▸ Data provided

---*---

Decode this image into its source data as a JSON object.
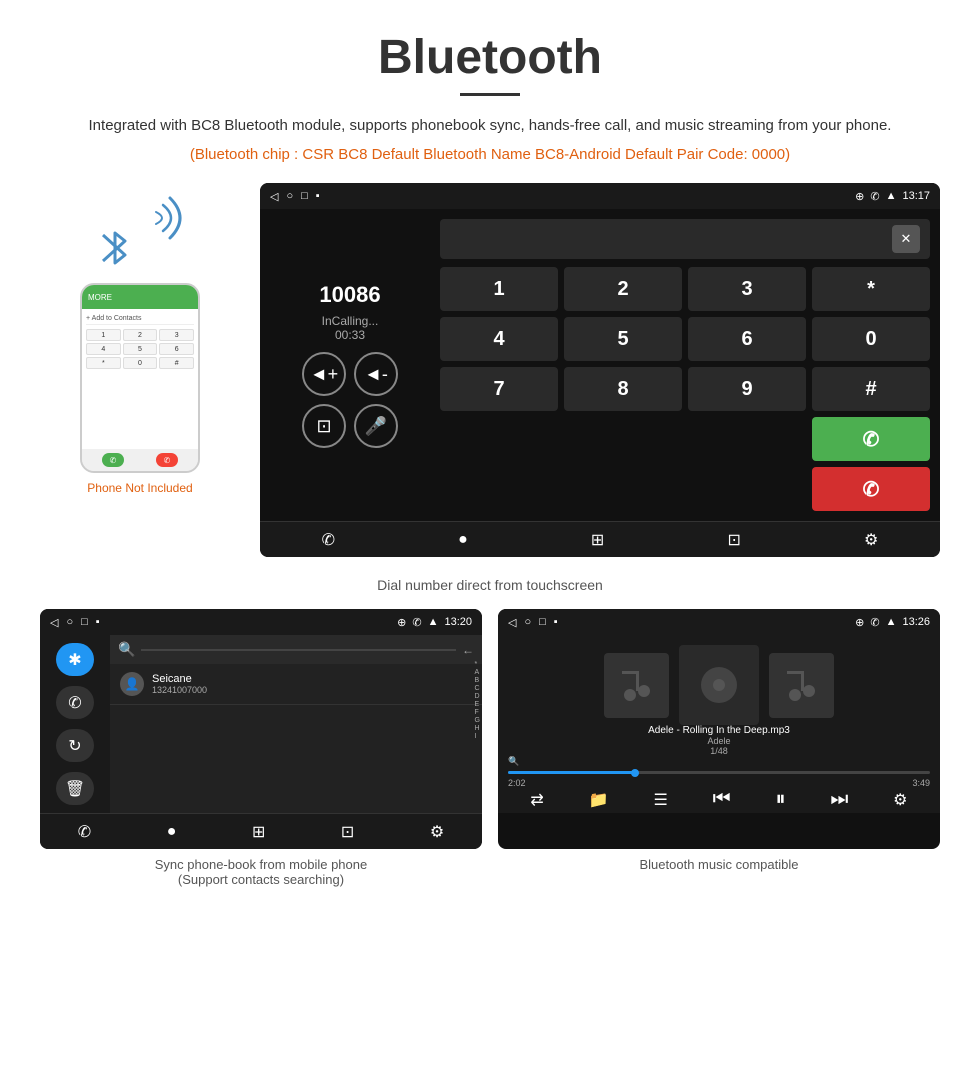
{
  "page": {
    "title": "Bluetooth",
    "subtitle": "Integrated with BC8 Bluetooth module, supports phonebook sync, hands-free call, and music streaming from your phone.",
    "orange_note": "(Bluetooth chip : CSR BC8    Default Bluetooth Name BC8-Android    Default Pair Code: 0000)",
    "phone_not_included": "Phone Not Included",
    "caption_dial": "Dial number direct from touchscreen",
    "caption_phonebook": "Sync phone-book from mobile phone\n(Support contacts searching)",
    "caption_music": "Bluetooth music compatible",
    "dial_screen": {
      "time": "13:17",
      "number": "10086",
      "status": "InCalling...",
      "timer": "00:33",
      "keys": [
        "1",
        "2",
        "3",
        "*",
        "4",
        "5",
        "6",
        "0",
        "7",
        "8",
        "9",
        "#"
      ]
    },
    "phonebook_screen": {
      "time": "13:20",
      "contact_name": "Seicane",
      "contact_phone": "13241007000",
      "alphabet": [
        "*",
        "A",
        "B",
        "C",
        "D",
        "E",
        "F",
        "G",
        "H",
        "I"
      ]
    },
    "music_screen": {
      "time": "13:26",
      "song_title": "Adele - Rolling In the Deep.mp3",
      "artist": "Adele",
      "track_count": "1/48",
      "current_time": "2:02",
      "total_time": "3:49",
      "progress_percent": 30
    }
  }
}
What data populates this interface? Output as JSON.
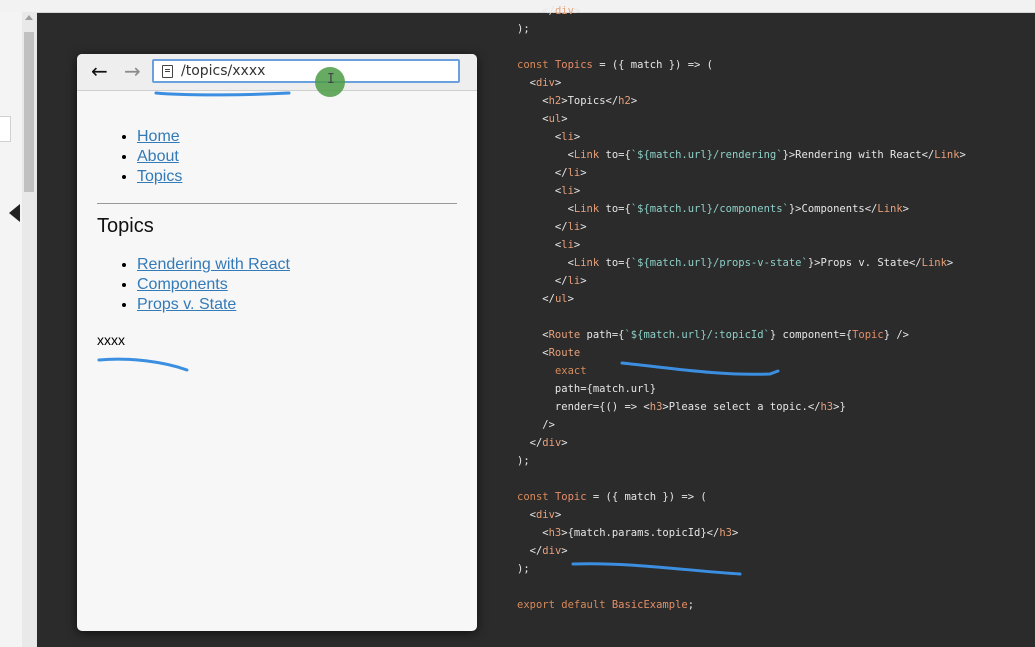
{
  "browser": {
    "address": "/topics/xxxx",
    "back_icon": "←",
    "forward_icon": "→",
    "nav_links": [
      "Home",
      "About",
      "Topics"
    ],
    "topics_heading": "Topics",
    "topic_links": [
      "Rendering with React",
      "Components",
      "Props v. State"
    ],
    "topic_id": "xxxx"
  },
  "code": {
    "lines": [
      {
        "y": 0,
        "html": "    </div>"
      },
      {
        "y": 1,
        "html": ");"
      },
      {
        "y": 3,
        "html": "const Topics = ({ match }) => ("
      },
      {
        "y": 4,
        "html": "  <div>"
      },
      {
        "y": 5,
        "html": "    <h2>Topics</h2>"
      },
      {
        "y": 6,
        "html": "    <ul>"
      },
      {
        "y": 7,
        "html": "      <li>"
      },
      {
        "y": 8,
        "html": "        <Link to={`${match.url}/rendering`}>Rendering with React</Link>"
      },
      {
        "y": 9,
        "html": "      </li>"
      },
      {
        "y": 10,
        "html": "      <li>"
      },
      {
        "y": 11,
        "html": "        <Link to={`${match.url}/components`}>Components</Link>"
      },
      {
        "y": 12,
        "html": "      </li>"
      },
      {
        "y": 13,
        "html": "      <li>"
      },
      {
        "y": 14,
        "html": "        <Link to={`${match.url}/props-v-state`}>Props v. State</Link>"
      },
      {
        "y": 15,
        "html": "      </li>"
      },
      {
        "y": 16,
        "html": "    </ul>"
      },
      {
        "y": 18,
        "html": "    <Route path={`${match.url}/:topicId`} component={Topic} />"
      },
      {
        "y": 19,
        "html": "    <Route"
      },
      {
        "y": 20,
        "html": "      exact"
      },
      {
        "y": 21,
        "html": "      path={match.url}"
      },
      {
        "y": 22,
        "html": "      render={() => <h3>Please select a topic.</h3>}"
      },
      {
        "y": 23,
        "html": "    />"
      },
      {
        "y": 24,
        "html": "  </div>"
      },
      {
        "y": 25,
        "html": ");"
      },
      {
        "y": 27,
        "html": "const Topic = ({ match }) => ("
      },
      {
        "y": 28,
        "html": "  <div>"
      },
      {
        "y": 29,
        "html": "    <h3>{match.params.topicId}</h3>"
      },
      {
        "y": 30,
        "html": "  </div>"
      },
      {
        "y": 31,
        "html": ");"
      },
      {
        "y": 33,
        "html": "export default BasicExample;"
      }
    ]
  }
}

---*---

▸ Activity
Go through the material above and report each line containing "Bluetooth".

▸ Exercise output
    "title": "Bluetooth",
    "subtitle": "Integrated with BC8 Bluetooth module, supports phonebook sync, hands-free call, and music streaming from your phone.",
    "orange_note": "(Bluetooth chip : CSR BC8    Default Bluetooth Name BC8-Android    Default Pair Code: 0000)",
    "caption_music": "Bluetooth music compatible",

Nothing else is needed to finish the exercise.